“Virtually, all running shoes completely violate all the laws of biomechanics, and 99 percent of running shoes cause running injuries,” he says. “Every single shoe in my store caused people to run wrong.”

He returned home determined to make a change. Initially, he tried making minor modifications to mass-produced shoes, and he had some success—customers reported fewer injuries. But after trying—and failing—to convince major shoe brands to try something new, he realized he was going to have to take things into his own hands.

He made his first prototype using his home toaster oven to cut apart and rebuild a mass-produced shoe—removing the built-up heel and replacing it with an even, flat piece of foam padding. Word spread like wildfire.

“I had about two dozen pairs made for the staff of our running store,” Harper recalls, “and somehow they found their way to a customer’s feet. He told a friend, and it got out of control. We sold a thousand pairs of zero-drop shoes out of the store that year.

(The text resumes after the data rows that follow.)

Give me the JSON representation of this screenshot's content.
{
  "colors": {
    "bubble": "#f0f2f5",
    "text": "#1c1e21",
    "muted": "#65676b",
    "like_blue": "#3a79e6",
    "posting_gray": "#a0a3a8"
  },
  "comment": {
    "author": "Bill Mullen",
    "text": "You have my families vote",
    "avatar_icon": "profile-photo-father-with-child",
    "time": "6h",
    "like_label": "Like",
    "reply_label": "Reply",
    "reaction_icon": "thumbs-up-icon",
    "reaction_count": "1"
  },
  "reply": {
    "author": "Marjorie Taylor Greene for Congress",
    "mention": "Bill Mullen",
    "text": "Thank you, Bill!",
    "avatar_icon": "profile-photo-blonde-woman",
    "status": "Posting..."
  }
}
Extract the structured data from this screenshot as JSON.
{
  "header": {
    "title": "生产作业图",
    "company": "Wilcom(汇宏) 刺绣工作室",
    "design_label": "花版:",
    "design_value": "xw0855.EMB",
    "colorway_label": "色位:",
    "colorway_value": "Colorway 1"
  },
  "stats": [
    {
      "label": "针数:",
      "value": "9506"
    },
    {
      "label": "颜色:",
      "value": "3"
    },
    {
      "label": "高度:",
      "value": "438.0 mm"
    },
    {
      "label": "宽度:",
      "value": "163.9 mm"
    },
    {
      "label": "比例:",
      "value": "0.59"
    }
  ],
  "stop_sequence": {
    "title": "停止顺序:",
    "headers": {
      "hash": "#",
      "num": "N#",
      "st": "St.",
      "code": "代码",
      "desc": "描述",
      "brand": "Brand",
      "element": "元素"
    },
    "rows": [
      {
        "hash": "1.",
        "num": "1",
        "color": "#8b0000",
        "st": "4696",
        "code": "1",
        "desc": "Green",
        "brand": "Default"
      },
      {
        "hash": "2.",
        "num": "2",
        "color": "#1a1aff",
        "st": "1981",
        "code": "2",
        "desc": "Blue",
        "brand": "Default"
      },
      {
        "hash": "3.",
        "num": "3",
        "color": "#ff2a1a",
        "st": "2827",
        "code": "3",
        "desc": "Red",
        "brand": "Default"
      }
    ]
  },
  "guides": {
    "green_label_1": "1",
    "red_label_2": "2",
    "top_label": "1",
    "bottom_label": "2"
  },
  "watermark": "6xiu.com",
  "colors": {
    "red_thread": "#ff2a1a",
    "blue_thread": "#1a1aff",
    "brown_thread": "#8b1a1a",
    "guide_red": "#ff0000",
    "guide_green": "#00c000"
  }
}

“So we took a road trip to Portland, Oregon [to meet with a shoe manufacturer], and the next thing we knew we were a million dollars in debt,” laughs Harper. 

Growing up in Utah, Harper says, made starting a business seem just as accessible as any other career. But his Utah roots gave him other advantages as well—his first investor was the founder of Utah-based multi-level marketing firm, XanGo. And the local running scene, Harper says, was quick to convert to the gospel of zero-drop running.

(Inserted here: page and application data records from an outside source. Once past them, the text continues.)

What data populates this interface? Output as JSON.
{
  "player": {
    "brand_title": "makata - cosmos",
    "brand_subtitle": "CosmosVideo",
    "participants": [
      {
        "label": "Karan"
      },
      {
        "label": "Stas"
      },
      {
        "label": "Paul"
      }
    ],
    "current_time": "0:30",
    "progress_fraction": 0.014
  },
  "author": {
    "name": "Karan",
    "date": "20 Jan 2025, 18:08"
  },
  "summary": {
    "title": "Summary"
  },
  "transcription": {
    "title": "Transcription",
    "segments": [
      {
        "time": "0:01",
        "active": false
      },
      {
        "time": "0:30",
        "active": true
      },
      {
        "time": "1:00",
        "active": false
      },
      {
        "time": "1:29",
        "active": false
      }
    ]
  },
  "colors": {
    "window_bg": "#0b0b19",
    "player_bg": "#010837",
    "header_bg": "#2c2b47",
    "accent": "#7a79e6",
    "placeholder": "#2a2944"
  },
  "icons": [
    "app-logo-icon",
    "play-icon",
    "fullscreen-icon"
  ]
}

“The running community in Utah was super, super accepting of this new concept, and that’s fairly unique,” Harper says. “As we’ve traveled the country, not everywhere is like Utah where people are open to try new things all the time. Being in a place where people were willing to try a new thing and tell their friends caused it to blow up in the course of a year, pretty much exclusively by word-of-mouth.”

Designing a better running race

Community support and word-of-mouth advertising also played a critical role in the development of what may be the most widely recognized Utah-based running brand: Ragnar.

Tanner Bell, one of the experiential race company’s cofounders, wasn’t actually a fan of running when he started Ragnar. But he did go to BYU, and his friends were runners, so the connections were there. His outside perspective, he says, allowed him to create something that to this day remains relatively unique among racing series.

“We came from a beginner or non-runner perspective, so we were able to create something that appealed to both demographics,” he says. “I think that was the real magic—Utah is, in general, a fitness place, so we always say you don’t have to be a runner to run Ragnar. All it takes is a bit of training.”

Bell and his friends had already attempted to start an athletic apparel company when they conceived the idea for Ragnar—a multi-day, extreme long-distance race with a relay option to make the event more accessible to beginners.

The first event, in which runners raced from Logan to Park City, was small as running events go, with just 262 participants. “But when we got to the finish line,” Bell says, “we knew something special had happened.” An energy among the runners suggested the event had staying power. The following year, the race quadrupled in size, attracting a thousand participants, and then three thousand participants the following year.

The rate of growth suggested such events could work in other locations, and Bell’s hunch proved scalable: today Ragnar hosts 40 events per year in six countries including Spain, Australia, and South Africa.

But Bell doesn’t believe the company could have started in another state. “Utah was an accelerator for our success,” he says, because of the “tight-knit communities, and the ability of those communities to spread word-of-mouth.”

Emma Penrod is a journalist based in rural Utah who covers science, technology, business and environmental health. She writes a weekly water politics newsletter at and Tweets about the latest science and industry news @EmaPen. When she's not writing, reading or researching, she's hunting sagebrush-scented air fresheners.